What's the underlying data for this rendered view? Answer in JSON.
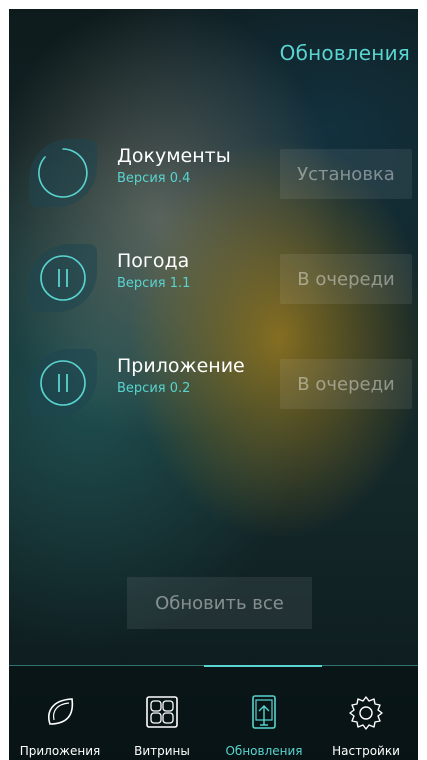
{
  "header": {
    "title": "Обновления"
  },
  "updates": [
    {
      "name": "Документы",
      "version": "Версия 0.4",
      "state": "Установка",
      "icon": "spinner-icon"
    },
    {
      "name": "Погода",
      "version": "Версия 1.1",
      "state": "В очереди",
      "icon": "pause-icon"
    },
    {
      "name": "Приложение",
      "version": "Версия 0.2",
      "state": "В очереди",
      "icon": "pause-icon"
    }
  ],
  "update_all_label": "Обновить все",
  "nav": [
    {
      "label": "Приложения",
      "icon": "leaf-icon",
      "active": false
    },
    {
      "label": "Витрины",
      "icon": "grid-icon",
      "active": false
    },
    {
      "label": "Обновления",
      "icon": "phone-update-icon",
      "active": true
    },
    {
      "label": "Настройки",
      "icon": "gear-icon",
      "active": false
    }
  ],
  "colors": {
    "accent": "#59d4d0",
    "text": "#ffffff",
    "muted": "#8a9a9a"
  }
}
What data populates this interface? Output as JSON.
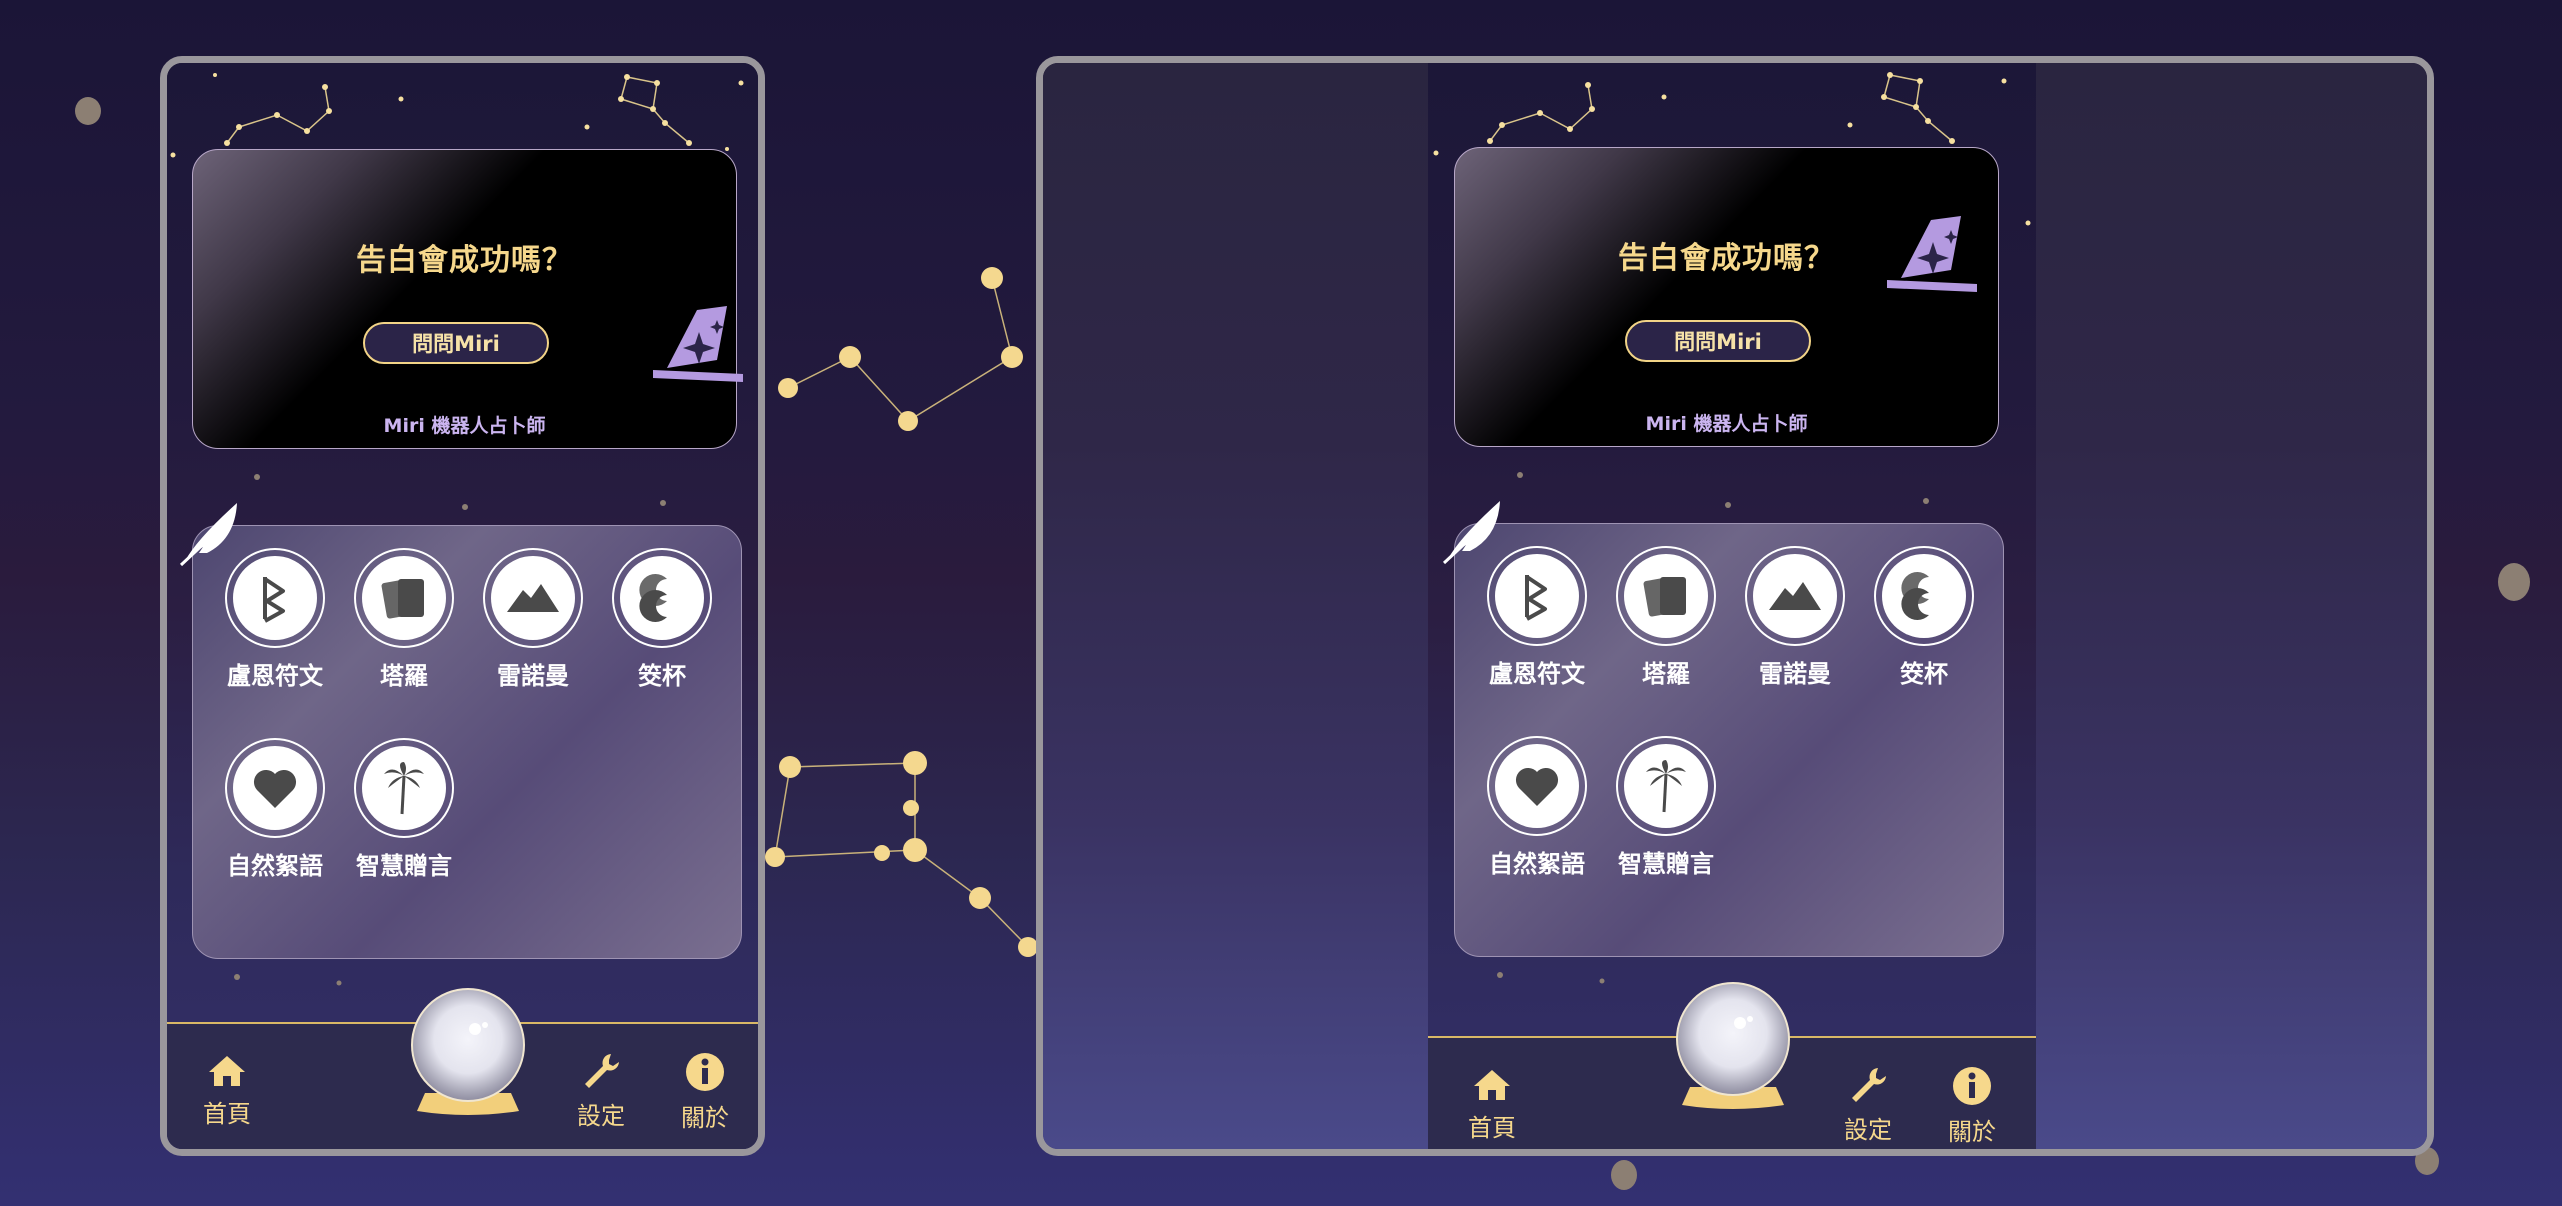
{
  "question": "告白會成功嗎？",
  "ask_button": "問問Miri",
  "fortune_teller": "Miri 機器人占卜師",
  "menu": [
    {
      "label": "盧恩符文",
      "icon": "rune-icon"
    },
    {
      "label": "塔羅",
      "icon": "tarot-cards-icon"
    },
    {
      "label": "雷諾曼",
      "icon": "mountain-icon"
    },
    {
      "label": "筊杯",
      "icon": "moon-blocks-icon"
    },
    {
      "label": "自然絮語",
      "icon": "heart-icon"
    },
    {
      "label": "智慧贈言",
      "icon": "palm-tree-icon"
    }
  ],
  "nav": {
    "home": "首頁",
    "settings": "設定",
    "about": "關於"
  },
  "colors": {
    "accent_gold": "#f6d88c",
    "hat_purple": "#b49ae0",
    "label_purple": "#cbb5f0"
  }
}
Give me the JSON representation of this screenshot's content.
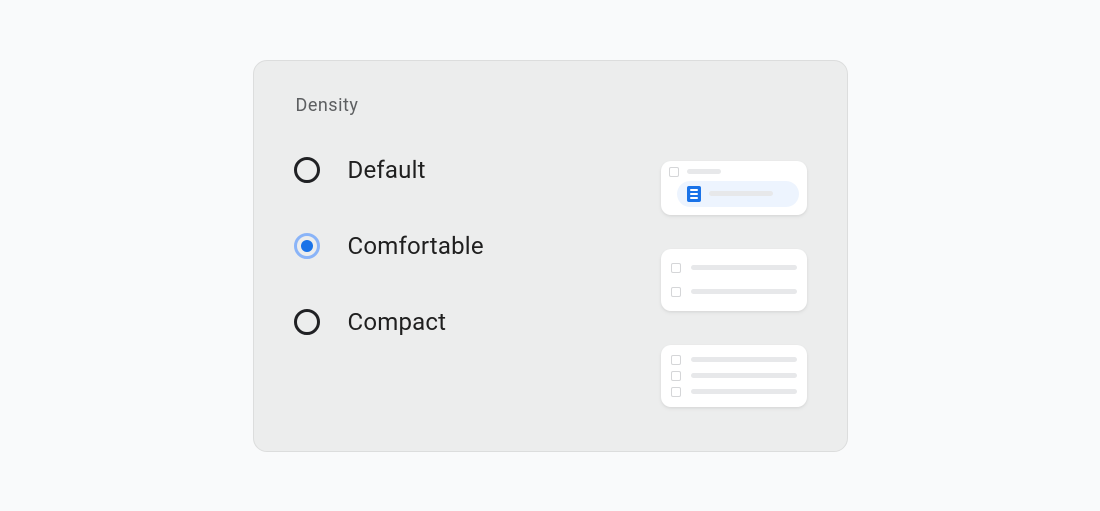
{
  "card": {
    "title": "Density",
    "selected": "comfortable",
    "options": [
      {
        "id": "default",
        "label": "Default"
      },
      {
        "id": "comfortable",
        "label": "Comfortable"
      },
      {
        "id": "compact",
        "label": "Compact"
      }
    ]
  },
  "colors": {
    "card_bg": "#eceded",
    "card_border": "#dcdddd",
    "accent": "#1a73e8",
    "accent_ring": "#8ab4f8",
    "text": "#1f1f1f",
    "muted": "#5d5f61"
  }
}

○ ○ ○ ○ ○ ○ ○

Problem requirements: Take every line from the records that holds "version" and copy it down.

Worked solution:
      "version": "Версия 0.4",
      "version": "Версия 1.1",
      "version": "Версия 0.2",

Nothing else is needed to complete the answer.